I'm trying to set up a deployment chain for some of our ASP.NET applications. The tool of choice is Web Deploy (msdeploy) - for now. Unfortunately I'm stuck on a problem.
A high level overview of the chain is thus:
- Web developer creates the code and checks it in SVN;
- Buildserver sees the update and builds the msdeploy .zip package of the website;
- The .zip package is automatically put inside our installer and sent to various clients;
- The clients run the installer on their webserver(-s);
- The installer uses msdeploy internally to deploy the .zip package and create a new website or upgrade an existing one.
Msdeploy makes it easy to deploy a new instance, but I'm stumped about how to perform an "upgrade" install.
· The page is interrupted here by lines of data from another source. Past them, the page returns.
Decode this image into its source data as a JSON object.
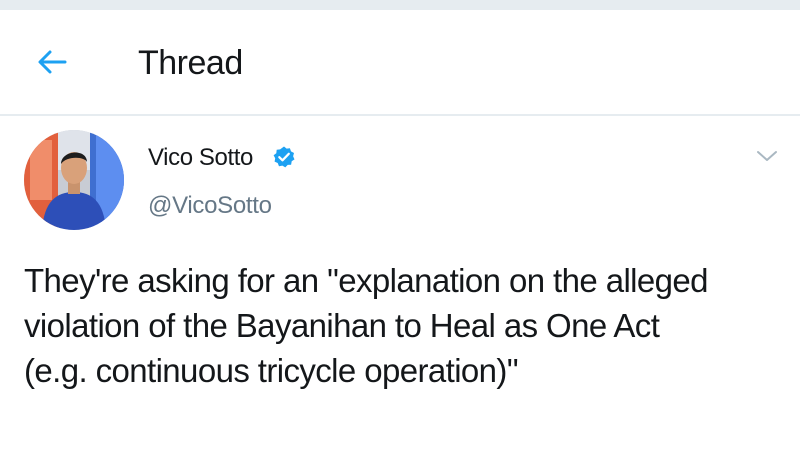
{
  "header": {
    "title": "Thread",
    "back_icon": "back-arrow-icon",
    "accent_color": "#1da1f2"
  },
  "tweet": {
    "author": {
      "name": "Vico Sotto",
      "handle": "@VicoSotto",
      "verified": true,
      "verified_icon": "verified-badge-icon",
      "verified_color": "#1da1f2"
    },
    "menu_icon": "chevron-down-icon",
    "text": "They're asking for an \"explanation on the alleged\nviolation of the Bayanihan to Heal as One Act\n(e.g. continuous tricycle operation)\""
  }
}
The main problem is the web.config file. Each client will most certainly have made some customizations there to suit their specific environment. The installer itself offers to set some more critical parameters at the first-time installation (achieved by msdeploy's parameter mechanism), but they can do others by hand.
On the other hand, we developers also occasionally make changes to web.config, adding some new settings or removing obsolete ones. So I can't just tell msdeploy to ignore the file entirely. I need some kind of advanced XML modification mechanism. It could be a script that the developers maintain, but then it needs to be run ONLY at upgrades, not new installs.
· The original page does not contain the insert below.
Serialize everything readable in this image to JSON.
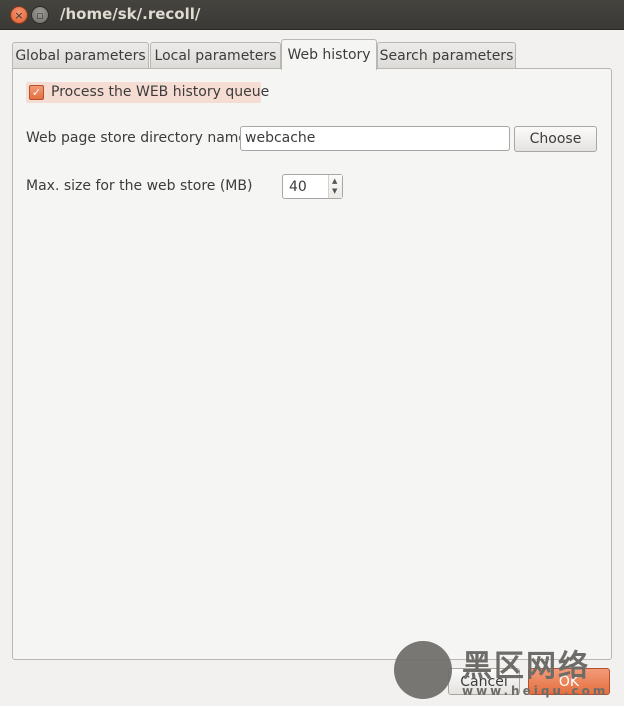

I've no idea how to accomplish this.
Besides that, sometimes there's also some completely weird upgrade logic. For example, the application comes with our company logo, but some clients have replaced that .png file to show their own logo. Recently we needed to update the logo - but only for clients that hadn't replaced it with their own.
Similarly, there might be some cache folders that might need to be cleaned at SOME upgrades but not at others. Or folders with user content that may not be touched (but come with default content at the initial installation). Etc.
How do you normally achieve this dual behavior for msdeploy packages? Do I really need to create 2 distinct packages for every application?